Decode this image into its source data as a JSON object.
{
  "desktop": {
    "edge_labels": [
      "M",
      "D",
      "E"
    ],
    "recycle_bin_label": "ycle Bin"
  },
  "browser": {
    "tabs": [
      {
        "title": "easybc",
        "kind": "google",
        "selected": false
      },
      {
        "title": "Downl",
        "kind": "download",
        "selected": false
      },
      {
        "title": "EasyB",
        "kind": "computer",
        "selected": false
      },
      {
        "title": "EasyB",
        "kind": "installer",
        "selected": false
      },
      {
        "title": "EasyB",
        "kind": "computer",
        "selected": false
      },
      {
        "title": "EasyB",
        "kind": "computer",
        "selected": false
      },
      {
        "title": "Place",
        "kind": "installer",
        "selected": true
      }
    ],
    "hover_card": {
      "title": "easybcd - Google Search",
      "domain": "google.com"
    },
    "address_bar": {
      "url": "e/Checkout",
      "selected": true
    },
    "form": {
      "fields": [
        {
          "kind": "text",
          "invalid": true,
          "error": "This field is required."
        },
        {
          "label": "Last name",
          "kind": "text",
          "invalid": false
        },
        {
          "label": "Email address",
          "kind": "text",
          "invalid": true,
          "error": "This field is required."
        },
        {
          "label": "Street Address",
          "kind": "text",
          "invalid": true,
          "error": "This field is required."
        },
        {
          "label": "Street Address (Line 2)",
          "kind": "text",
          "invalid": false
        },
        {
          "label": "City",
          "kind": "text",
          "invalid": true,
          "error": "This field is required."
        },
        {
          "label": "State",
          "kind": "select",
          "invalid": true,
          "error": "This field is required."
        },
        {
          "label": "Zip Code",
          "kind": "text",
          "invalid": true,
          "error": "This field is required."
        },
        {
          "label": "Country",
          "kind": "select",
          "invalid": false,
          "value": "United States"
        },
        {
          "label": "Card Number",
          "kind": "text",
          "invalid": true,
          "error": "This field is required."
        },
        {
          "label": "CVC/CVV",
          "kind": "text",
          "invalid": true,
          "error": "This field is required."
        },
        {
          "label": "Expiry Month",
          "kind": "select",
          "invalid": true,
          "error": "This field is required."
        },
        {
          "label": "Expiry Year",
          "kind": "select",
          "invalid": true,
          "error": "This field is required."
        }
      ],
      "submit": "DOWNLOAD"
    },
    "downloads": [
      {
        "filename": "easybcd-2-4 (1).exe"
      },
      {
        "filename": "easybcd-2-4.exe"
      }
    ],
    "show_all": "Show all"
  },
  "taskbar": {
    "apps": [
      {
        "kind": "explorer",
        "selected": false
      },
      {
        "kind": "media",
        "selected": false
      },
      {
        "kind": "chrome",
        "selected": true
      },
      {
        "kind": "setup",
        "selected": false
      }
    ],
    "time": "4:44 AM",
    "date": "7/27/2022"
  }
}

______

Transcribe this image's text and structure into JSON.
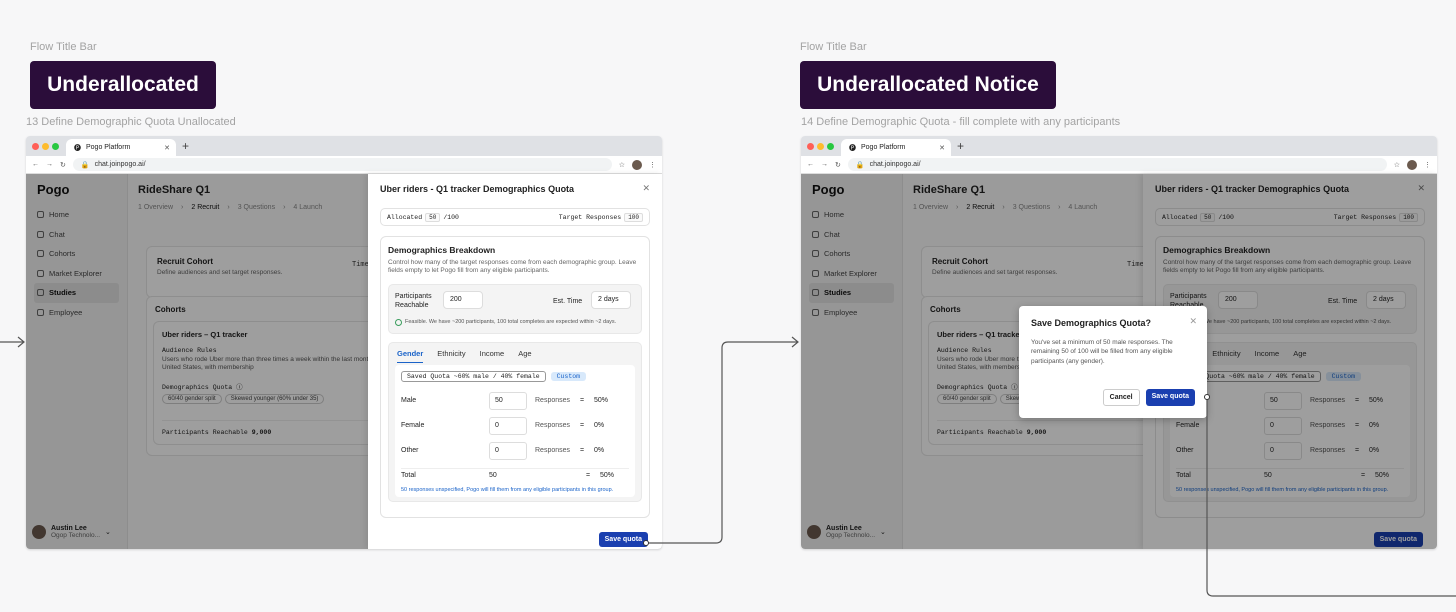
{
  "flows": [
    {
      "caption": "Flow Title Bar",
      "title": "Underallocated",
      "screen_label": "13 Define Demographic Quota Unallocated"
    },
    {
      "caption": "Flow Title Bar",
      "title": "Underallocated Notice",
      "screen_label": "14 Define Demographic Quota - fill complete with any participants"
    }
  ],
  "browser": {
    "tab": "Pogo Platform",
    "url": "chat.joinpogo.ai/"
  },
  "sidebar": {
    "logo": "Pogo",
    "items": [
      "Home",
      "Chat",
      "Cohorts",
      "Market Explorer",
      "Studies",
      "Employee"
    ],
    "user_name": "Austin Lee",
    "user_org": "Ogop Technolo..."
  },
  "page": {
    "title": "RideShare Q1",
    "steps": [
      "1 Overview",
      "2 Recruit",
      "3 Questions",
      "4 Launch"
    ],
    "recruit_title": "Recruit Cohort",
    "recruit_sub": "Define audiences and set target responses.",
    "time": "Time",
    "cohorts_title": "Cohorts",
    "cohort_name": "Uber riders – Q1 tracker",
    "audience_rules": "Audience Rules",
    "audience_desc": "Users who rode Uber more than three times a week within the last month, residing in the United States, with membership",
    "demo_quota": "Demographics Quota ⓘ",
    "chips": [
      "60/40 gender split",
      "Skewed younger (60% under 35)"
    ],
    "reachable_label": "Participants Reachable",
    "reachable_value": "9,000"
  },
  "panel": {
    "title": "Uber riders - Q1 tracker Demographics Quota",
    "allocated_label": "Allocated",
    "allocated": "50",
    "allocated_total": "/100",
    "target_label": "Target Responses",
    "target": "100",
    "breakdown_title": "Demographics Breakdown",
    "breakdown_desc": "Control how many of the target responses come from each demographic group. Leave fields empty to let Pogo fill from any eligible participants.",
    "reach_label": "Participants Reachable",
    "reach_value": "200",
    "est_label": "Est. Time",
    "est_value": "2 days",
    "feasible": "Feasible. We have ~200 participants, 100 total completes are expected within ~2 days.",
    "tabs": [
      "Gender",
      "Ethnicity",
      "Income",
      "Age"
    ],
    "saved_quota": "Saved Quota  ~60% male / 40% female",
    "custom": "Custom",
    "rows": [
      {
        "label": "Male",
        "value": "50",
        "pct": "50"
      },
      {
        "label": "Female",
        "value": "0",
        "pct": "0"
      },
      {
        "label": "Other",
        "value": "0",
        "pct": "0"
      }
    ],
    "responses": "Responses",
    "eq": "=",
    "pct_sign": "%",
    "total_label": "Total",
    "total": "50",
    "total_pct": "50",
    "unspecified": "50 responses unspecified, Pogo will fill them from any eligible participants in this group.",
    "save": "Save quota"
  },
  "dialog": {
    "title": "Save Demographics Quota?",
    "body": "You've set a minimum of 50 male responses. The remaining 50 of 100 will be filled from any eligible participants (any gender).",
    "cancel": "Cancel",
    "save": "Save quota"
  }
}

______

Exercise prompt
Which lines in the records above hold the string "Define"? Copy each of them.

Response box
      "screen_label": "13 Define Demographic Quota Unallocated"
      "screen_label": "14 Define Demographic Quota - fill complete with any participants"
    "recruit_sub": "Define audiences and set target responses.",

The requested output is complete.